Hong Kong civil service chief vows flexibility over layoffs
Hong Kong's civil service chief has pledged to take into account the impact on the economy when considering layoffs.
Joseph Wong Wing-ping also said the government would be flexible with individual departments if they could not meet the 10 per cent target cut to ease the budget deficit.
The assurance comes as the deadline for staff seeking voluntary retirement closes today.
Chief Executive Tung Chee-hwa has announced the second phase of the scheme to help slash the civil service by 10 per cent to 160,000 by 2006-07.
As the number of applicants is unlikely to meet the original estimate of 7,000 employees, Mr Wong has not ruled out layoffs, despite pledges by Mr Tung not to do so in his second five-year term.
The Legco public service panel yesterday heard that the number of civil service posts had shrunk by 1,800 over the past three months to 175,759 in March. About 8,500 staff members are due to reach retirement age over the next four years.

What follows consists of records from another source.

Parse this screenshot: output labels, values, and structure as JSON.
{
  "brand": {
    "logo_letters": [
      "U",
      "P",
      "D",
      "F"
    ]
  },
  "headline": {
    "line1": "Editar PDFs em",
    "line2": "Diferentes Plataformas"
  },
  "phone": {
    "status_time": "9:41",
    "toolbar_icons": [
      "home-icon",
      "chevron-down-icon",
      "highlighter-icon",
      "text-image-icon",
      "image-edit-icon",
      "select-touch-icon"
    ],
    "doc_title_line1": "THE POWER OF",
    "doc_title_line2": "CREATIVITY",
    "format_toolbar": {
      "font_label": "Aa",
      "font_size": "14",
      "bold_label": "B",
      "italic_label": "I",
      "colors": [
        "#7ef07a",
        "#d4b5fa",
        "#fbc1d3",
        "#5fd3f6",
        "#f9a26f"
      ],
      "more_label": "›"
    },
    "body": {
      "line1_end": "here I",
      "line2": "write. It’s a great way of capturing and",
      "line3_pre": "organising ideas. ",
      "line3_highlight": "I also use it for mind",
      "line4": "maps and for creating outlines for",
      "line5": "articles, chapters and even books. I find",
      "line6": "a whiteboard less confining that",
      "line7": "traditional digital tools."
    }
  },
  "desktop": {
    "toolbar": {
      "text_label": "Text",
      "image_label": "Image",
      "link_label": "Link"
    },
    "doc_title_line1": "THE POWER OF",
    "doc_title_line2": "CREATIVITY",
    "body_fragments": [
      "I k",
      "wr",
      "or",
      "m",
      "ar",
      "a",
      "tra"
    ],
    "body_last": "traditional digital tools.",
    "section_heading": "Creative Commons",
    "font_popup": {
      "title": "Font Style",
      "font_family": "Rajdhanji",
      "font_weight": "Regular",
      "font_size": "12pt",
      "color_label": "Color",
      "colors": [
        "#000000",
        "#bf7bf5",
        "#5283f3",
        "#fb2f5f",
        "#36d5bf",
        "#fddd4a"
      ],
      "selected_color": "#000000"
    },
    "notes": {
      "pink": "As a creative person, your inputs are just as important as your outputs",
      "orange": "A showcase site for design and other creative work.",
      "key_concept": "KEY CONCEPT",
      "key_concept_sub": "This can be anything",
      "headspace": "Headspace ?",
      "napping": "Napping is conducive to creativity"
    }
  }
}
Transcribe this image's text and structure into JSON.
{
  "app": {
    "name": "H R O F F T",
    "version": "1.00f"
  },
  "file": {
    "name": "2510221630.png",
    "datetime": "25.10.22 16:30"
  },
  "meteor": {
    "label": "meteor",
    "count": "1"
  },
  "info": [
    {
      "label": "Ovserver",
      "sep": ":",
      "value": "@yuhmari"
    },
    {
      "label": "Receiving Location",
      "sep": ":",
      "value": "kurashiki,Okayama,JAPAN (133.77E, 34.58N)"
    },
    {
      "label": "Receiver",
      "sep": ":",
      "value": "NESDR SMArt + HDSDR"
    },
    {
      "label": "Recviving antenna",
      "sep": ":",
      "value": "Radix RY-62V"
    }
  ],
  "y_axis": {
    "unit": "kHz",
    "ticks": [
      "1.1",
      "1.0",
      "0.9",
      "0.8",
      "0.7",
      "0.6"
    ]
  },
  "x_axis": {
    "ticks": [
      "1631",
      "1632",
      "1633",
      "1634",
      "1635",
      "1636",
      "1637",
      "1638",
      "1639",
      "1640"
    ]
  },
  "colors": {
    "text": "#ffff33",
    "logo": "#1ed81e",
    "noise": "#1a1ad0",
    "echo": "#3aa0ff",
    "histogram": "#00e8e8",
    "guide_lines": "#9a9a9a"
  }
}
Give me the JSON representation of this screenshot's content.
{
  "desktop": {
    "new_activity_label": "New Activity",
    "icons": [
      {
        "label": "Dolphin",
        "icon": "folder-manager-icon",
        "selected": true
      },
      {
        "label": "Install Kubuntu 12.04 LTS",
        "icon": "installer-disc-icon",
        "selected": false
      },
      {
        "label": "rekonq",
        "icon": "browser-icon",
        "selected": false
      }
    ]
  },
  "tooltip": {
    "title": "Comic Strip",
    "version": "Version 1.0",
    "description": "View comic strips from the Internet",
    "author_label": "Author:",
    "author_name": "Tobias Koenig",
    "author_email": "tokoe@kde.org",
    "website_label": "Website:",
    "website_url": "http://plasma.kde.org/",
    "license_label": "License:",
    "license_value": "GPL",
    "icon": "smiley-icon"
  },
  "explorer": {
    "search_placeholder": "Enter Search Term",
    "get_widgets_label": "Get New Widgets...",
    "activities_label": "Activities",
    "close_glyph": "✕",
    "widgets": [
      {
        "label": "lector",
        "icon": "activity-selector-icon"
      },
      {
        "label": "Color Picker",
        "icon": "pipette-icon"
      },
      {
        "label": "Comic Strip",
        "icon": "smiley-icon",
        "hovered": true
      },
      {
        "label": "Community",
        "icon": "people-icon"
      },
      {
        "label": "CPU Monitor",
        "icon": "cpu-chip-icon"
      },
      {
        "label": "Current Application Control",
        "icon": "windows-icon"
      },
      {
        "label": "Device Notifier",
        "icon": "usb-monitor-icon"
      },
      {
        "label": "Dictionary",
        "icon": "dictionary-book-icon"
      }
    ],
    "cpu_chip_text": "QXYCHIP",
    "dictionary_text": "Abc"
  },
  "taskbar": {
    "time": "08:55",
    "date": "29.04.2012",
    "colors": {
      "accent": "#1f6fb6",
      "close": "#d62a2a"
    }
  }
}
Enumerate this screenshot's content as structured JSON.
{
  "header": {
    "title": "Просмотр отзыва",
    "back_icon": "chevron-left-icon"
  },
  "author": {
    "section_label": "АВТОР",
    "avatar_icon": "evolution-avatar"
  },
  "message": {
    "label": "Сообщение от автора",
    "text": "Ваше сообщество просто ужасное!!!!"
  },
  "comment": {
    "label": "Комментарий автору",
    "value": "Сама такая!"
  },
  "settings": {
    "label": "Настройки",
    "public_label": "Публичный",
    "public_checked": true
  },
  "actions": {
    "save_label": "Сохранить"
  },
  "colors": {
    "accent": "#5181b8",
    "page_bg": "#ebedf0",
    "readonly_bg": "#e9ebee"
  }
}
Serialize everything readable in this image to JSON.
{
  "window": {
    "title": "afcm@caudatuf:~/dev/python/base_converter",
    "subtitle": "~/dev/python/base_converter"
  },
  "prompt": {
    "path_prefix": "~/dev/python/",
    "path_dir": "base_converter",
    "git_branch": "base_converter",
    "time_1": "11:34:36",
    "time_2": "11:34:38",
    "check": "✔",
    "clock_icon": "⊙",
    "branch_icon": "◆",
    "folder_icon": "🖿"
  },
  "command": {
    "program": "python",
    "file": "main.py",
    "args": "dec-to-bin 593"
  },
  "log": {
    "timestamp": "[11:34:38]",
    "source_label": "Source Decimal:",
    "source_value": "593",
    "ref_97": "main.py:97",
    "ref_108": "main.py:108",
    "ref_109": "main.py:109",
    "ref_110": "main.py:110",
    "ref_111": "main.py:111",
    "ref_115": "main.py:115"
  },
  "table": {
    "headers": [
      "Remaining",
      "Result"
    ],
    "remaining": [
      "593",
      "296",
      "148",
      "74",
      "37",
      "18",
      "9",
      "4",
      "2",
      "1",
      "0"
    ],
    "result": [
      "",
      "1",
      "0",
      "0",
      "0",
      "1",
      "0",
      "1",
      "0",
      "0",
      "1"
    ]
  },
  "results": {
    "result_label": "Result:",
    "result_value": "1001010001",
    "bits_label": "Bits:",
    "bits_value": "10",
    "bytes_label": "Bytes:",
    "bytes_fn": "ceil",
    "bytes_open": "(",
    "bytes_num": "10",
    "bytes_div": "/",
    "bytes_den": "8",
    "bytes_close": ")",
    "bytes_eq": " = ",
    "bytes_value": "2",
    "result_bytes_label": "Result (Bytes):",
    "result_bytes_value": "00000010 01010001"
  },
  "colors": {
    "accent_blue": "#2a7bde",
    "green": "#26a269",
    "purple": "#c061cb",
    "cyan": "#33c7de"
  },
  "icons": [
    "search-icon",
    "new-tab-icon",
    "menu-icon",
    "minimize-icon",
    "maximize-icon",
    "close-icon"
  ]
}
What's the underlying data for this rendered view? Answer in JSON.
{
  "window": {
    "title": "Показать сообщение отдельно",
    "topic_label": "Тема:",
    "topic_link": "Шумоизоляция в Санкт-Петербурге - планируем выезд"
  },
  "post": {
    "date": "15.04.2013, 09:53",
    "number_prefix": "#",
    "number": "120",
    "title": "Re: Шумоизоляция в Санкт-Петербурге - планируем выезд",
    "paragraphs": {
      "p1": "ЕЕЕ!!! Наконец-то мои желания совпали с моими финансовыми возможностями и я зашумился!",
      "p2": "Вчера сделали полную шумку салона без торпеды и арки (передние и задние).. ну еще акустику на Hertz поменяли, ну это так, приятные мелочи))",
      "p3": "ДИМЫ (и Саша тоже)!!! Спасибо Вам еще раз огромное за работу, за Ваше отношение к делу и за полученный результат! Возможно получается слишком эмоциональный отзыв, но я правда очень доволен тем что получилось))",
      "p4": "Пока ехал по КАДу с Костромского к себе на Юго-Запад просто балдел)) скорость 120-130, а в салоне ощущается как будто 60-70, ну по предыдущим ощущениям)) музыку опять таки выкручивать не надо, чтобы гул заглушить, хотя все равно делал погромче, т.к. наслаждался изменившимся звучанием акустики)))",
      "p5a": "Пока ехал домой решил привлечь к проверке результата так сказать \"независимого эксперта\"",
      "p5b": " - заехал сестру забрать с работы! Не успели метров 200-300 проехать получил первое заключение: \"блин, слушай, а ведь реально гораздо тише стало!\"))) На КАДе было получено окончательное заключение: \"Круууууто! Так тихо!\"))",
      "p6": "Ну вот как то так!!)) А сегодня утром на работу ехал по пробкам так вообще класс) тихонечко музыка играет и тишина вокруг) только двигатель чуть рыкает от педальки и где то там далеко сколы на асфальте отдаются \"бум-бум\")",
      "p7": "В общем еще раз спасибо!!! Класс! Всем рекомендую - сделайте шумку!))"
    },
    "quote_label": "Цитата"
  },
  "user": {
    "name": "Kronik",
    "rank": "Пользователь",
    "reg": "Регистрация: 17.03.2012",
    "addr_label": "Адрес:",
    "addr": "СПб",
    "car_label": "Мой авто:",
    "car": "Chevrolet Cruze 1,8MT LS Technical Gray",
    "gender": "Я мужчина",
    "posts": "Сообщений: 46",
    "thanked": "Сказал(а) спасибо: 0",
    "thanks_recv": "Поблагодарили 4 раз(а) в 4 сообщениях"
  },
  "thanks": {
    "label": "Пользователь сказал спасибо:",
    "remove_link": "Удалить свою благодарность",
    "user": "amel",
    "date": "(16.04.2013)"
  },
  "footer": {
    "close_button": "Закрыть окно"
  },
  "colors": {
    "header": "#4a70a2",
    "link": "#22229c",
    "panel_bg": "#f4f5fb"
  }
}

But Mr Wong said it was still unclear if all the posts vacated through normal retirement would be scrapped to help in the downsizing, saying it was necessary to keep certain posts filled.
He said the government would consider if layoffs would be necessary after analysing the manpower forecast submitted by individual departments by October.
'As a responsible government, we would have to look at the overall situation before saying what measures would be needed to reach the target. I cannot rule out any measures at this stage,'' he said.
But his remarks have angered lawmakers, who criticised the government for going back on its promise not to lay off workers.
Former Democrat Albert Chan Wai-yip asked: 'Are you saying Mr Tung is irresponsible to make that promise and your approach is the only responsible way?'
He warned that private companies would follow suit, aggravating unemployment.
Referring to the Jockey Club job fair during the weekend which attracted 48,000 hopefuls for 3,600 posts, Lee Cheuk-yan, of the Confederation of Trade Unions, said: 'Do you want to see those redundant civil servants joining the long queue at the job fair?'
Mr Wong conceded that civil service redundancies would have an impact on the economy.
'I believe that we will take into account the social and economic situation when making major decisions related to the civil service,' he said.
He said all departments would initially be required to submit manpower plans, but the government would be flexible in dealing with individual departments.